Regular readers know I am a great fan of Patrick O’Brian and his Aubrey-Maturin series of novels. I am again reading the lot one after another and today I happened to come across one of those references to good handwriting in ‘The Commodore’. In the days O’Brian is writing about, handwriting was used in many official naval documents: ship’s logs, maps, Admiralty orders, pretty much everything, and the ability to write in a good hand was much valued. Perhaps it was so in Plato’s time also.
Stephen said, ‘Will I tell you another of Plato’s observations?’
‘Pray do,’ said Jack, his smile briefly returning.
‘It should please you, since you have a very pretty hand. Hincksey quoted it when I dined with him in London and we were discussing the bill of fare: “Calligraphy,” said Plato, “is the physical manifestation of an architecture of the soul.” That being so, mine must be a turf-and-wattle kind of soul, since my handwriting would be disowned by a backward cat; whereas yours, particularly on your charts, has a most elegant flow and clarity, the outward form of a soul that might have conceived the Parthenon.’

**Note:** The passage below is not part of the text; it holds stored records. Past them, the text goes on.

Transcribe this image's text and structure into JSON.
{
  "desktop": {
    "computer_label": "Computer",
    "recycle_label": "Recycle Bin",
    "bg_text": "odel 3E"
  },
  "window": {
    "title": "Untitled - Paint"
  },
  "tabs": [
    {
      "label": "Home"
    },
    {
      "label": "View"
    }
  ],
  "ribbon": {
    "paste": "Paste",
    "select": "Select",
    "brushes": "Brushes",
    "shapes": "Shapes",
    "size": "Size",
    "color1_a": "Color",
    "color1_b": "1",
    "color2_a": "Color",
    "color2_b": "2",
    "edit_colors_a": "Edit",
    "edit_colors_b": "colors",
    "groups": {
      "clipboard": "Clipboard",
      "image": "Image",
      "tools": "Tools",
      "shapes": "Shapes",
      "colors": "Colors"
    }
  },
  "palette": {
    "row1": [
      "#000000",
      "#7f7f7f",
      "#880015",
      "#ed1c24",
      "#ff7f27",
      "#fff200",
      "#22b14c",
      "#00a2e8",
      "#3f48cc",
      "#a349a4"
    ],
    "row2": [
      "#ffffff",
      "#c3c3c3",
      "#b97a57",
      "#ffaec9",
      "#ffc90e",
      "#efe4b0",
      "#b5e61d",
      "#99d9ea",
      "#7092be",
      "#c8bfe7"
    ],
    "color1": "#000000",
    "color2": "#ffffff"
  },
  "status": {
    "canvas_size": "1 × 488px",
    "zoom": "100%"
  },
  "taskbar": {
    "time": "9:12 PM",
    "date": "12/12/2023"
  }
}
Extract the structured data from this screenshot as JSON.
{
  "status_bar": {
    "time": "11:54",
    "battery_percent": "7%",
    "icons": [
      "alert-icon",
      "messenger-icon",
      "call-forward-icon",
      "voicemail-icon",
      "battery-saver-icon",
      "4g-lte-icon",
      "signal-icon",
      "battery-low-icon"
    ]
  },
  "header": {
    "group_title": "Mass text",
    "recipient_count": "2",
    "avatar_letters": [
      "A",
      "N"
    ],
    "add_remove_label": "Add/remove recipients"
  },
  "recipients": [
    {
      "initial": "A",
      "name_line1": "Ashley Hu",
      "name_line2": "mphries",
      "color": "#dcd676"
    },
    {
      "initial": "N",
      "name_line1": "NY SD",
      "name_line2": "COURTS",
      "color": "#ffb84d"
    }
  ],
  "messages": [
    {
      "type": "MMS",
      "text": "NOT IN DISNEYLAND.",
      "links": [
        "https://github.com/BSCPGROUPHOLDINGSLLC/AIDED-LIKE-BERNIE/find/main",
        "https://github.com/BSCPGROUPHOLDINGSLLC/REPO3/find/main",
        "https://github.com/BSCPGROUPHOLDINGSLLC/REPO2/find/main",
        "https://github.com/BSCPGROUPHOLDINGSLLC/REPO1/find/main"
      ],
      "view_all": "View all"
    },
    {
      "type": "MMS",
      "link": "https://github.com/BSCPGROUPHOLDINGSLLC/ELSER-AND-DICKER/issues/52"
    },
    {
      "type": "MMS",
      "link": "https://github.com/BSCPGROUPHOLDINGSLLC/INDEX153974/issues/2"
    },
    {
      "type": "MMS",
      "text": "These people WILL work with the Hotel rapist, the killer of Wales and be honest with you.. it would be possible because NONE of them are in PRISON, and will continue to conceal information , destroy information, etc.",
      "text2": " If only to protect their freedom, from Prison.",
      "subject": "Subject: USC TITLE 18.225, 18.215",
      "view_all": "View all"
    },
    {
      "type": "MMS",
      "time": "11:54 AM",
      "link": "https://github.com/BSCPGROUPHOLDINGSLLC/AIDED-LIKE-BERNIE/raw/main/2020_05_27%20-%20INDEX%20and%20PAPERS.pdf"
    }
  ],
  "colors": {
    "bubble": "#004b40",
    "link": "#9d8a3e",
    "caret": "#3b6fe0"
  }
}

Jack made a civil bow, and pudding came in: spotted dog.
Of course, Stephen is a doctor and who ever heard of a doctor with good handwriting. And if anything, Stephen is the proof that Plato’s observation does not always stand the test. But whereas a bad hand is not always a condemnation, a good hand is certainly always a recommendation.
Image: extract from the log book of HMS Victory